In short, MNCs everywhere are under scrutiny like never before. Notice nowhere are they being accused of evasion or breaking the law. Instead the accusations are gaming the system, engaging in gimmicks, challenging existing tax architecture and tax immorality. Nor am I suggesting that they all use similar methods of avoidance, whether in India or abroad. Or that existing laws are completely powerless. For instance, India has used MAT effectively in order to tax seemingly loss-making companies. And at no point am I defending Indian Revenues aggressive tax demand on Shell. The broader point this column makes is, in their efforts to protect and expand their tax base, many countries are actively risking the anti-FDI label!

Ironic isnt it, the same UK asking India not to tax a British company for what was essentially the transfer of an Indian asset, is now asking a US company to pay tax on profits it does not make in the UK!

So, is what Indias doing very different In principle, no (think Vodafone, not Shell)! But Indias manner of going about it is distinct.

UKs tax department did not ask Starbucks to pay a voluntary tax, the company caved to public and political pressure. In the UK, the US and Australia, the battle against non-tax paying MNCs is being led by politicians. Politicians that are influenced by occupy campaigns, under pressure to repair country balance sheets and looking for ways to assuage out-of-work constituents and level the playing field. And they are doing all this by working to change laws.
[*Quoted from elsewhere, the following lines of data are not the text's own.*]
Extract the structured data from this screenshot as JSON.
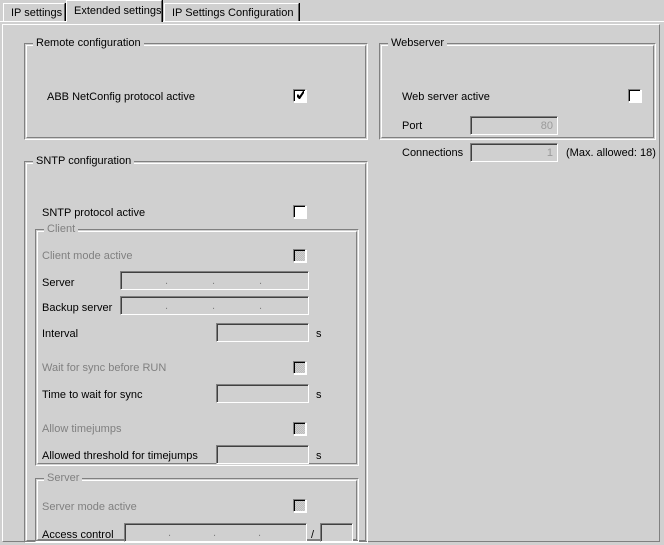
{
  "window": {
    "title": "IP Settings Configuration"
  },
  "tabs": [
    {
      "label": "IP settings",
      "selected": false
    },
    {
      "label": "Extended settings",
      "selected": true
    },
    {
      "label": "IP Settings Configuration",
      "selected": false
    }
  ],
  "remote_configuration": {
    "legend": "Remote configuration",
    "netconfig": {
      "label": "ABB NetConfig protocol active",
      "checked": true,
      "enabled": true
    }
  },
  "webserver": {
    "legend": "Webserver",
    "web_server_active": {
      "label": "Web server active",
      "checked": false,
      "enabled": true
    },
    "port": {
      "label": "Port",
      "value": "80",
      "enabled": false
    },
    "connections": {
      "label": "Connections",
      "value": "1",
      "enabled": false,
      "max_note": "(Max. allowed: 18)"
    }
  },
  "sntp_configuration": {
    "legend": "SNTP configuration",
    "sntp_protocol_active": {
      "label": "SNTP protocol active",
      "checked": false,
      "enabled": true
    },
    "client": {
      "legend": "Client",
      "enabled": false,
      "client_mode_active": {
        "label": "Client mode active",
        "checked": false,
        "enabled": false
      },
      "server": {
        "label": "Server",
        "value": "",
        "separator": ".",
        "enabled": false
      },
      "backup_server": {
        "label": "Backup server",
        "value": "",
        "separator": ".",
        "enabled": false
      },
      "interval": {
        "label": "Interval",
        "value": "",
        "unit": "s",
        "enabled": false
      },
      "wait_for_sync": {
        "label": "Wait for sync before RUN",
        "checked": false,
        "enabled": false
      },
      "time_to_wait": {
        "label": "Time to wait for sync",
        "value": "",
        "unit": "s",
        "enabled": false
      },
      "allow_timejumps": {
        "label": "Allow timejumps",
        "checked": false,
        "enabled": false
      },
      "allowed_threshold": {
        "label": "Allowed threshold for timejumps",
        "value": "",
        "unit": "s",
        "enabled": false
      }
    },
    "server": {
      "legend": "Server",
      "enabled": false,
      "server_mode_active": {
        "label": "Server mode active",
        "checked": false,
        "enabled": false
      },
      "access_control": {
        "label": "Access control",
        "value": "",
        "separator": ".",
        "slash": "/",
        "mask_value": "",
        "enabled": false
      }
    }
  },
  "colors": {
    "background": "#d0d0d0",
    "field_enabled_bg": "#ffffff",
    "field_disabled_bg": "#d0d0d0",
    "disabled_text": "#808080",
    "border_shadow": "#808080",
    "border_highlight": "#ffffff",
    "text": "#000000"
  }
}
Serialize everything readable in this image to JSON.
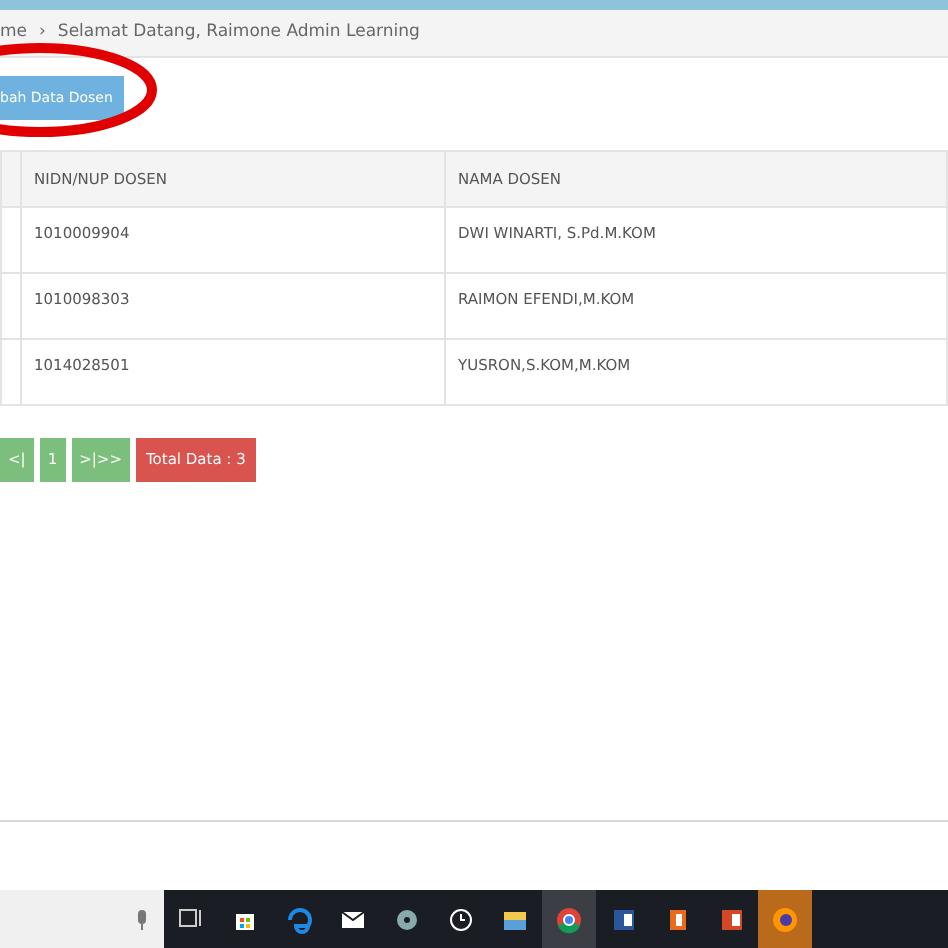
{
  "breadcrumb": {
    "home": "me",
    "separator": "›",
    "current": "Selamat Datang, Raimone Admin Learning"
  },
  "add_button": "bah Data Dosen",
  "table": {
    "columns": [
      "NIDN/NUP DOSEN",
      "NAMA DOSEN"
    ],
    "rows": [
      [
        "1010009904",
        "DWI WINARTI, S.Pd.M.KOM"
      ],
      [
        "1010098303",
        "RAIMON EFENDI,M.KOM"
      ],
      [
        "1014028501",
        "YUSRON,S.KOM,M.KOM"
      ]
    ]
  },
  "pagination": {
    "pages": [
      "<|",
      "1",
      ">|>>"
    ],
    "total": "Total Data : 3"
  },
  "taskbar": {
    "icons": [
      {
        "kind": "task-view",
        "hovered": false,
        "active": false
      },
      {
        "kind": "store",
        "hovered": false,
        "active": false
      },
      {
        "kind": "edge",
        "hovered": false,
        "active": false
      },
      {
        "kind": "mail",
        "hovered": false,
        "active": false
      },
      {
        "kind": "disc",
        "hovered": false,
        "active": false
      },
      {
        "kind": "alarm",
        "hovered": false,
        "active": false
      },
      {
        "kind": "folder",
        "hovered": false,
        "active": false
      },
      {
        "kind": "chrome",
        "hovered": true,
        "active": false
      },
      {
        "kind": "word",
        "hovered": false,
        "active": false
      },
      {
        "kind": "office",
        "hovered": false,
        "active": false
      },
      {
        "kind": "powerpoint",
        "hovered": false,
        "active": false
      },
      {
        "kind": "firefox",
        "hovered": false,
        "active": true
      }
    ]
  }
}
So, moments after David Bradbury exposed Google, he issued an exposure draft containing amendments to Australias transfer pricing laws and anti-avoidance rules. The UK will bring GAAR into effect soon. The UK Public Accounts Committee has proposed further legislative changes to curb avoidance/profit shifting and has called for the HMRC to be more aggressive in confronting corporate tax avoidance. The US is working its might against tax havensfrom lifting Swiss secrecy to trying to blocking profit sheltering in Cayman Islands (Senator Sanders & Rep Schakowsky have introduced the Corporate Tax Dodging Prevention Act). FATCA is another instance of US legislative action to curb avoidance.

The key point is that, in most of these countries, the focus is first on tightening laws and then enforcement. But in India its the other way roundParliament often lags behind the ambition of the tax department.

India is peculiar in that it says one thing and does another. Ahead of every Union Budget politicians and businessmen lobby for lower taxes and corporate concessions and soon after, tax officials work hard to deny the samebecause we are always short of revenue. The Finance Minister tours the world promising a fair and stable tax regime and while hes away his tax officers are busy recharacterising equity into debt.

Nowhere is this disharmony more evident than in our treatment of the Mauritius tax benefit. In 2000, the government issued Circular 789 to allow those investing in India the advantage of lower taxes in Mauritius, if they had a Mauritius tax residency certificate (TRC). Since then many in the tax department have opposed this tax benefitin spirit and action. So investors are confused by a treaty that has for the longest time been on the brink of re-negotiation, a tax benefit that stands till the treaty is amended and a tax department that would like to wish away the TRC.

Indias weakness lies in its tactical approach. We are always looking for short-term fixes to crises. As a result, baseless tax demands to temporarily boost collections far outnumber genuine efforts at preventing base erosion. Thats why the latest transfer pricing controversies are blamed more on the pressure to meet annual revenue targets than tax vigilance. A change in approach to longer term tax reform and clearer laws would make it easier for other countries to include us in their multi-lateral efforts to protect tax borders. This weekend at the G20 meet, the UK, France and Germany decided to combine forces against tax avoidance. Can any investor afford to avoid the US, the UK, France, Germany, Australia and India

The author is corporate editor, CNBC TV18. Views are personal

Equal & Opposite is a column that explores business practices prompted by legal & regulatory action and vice versa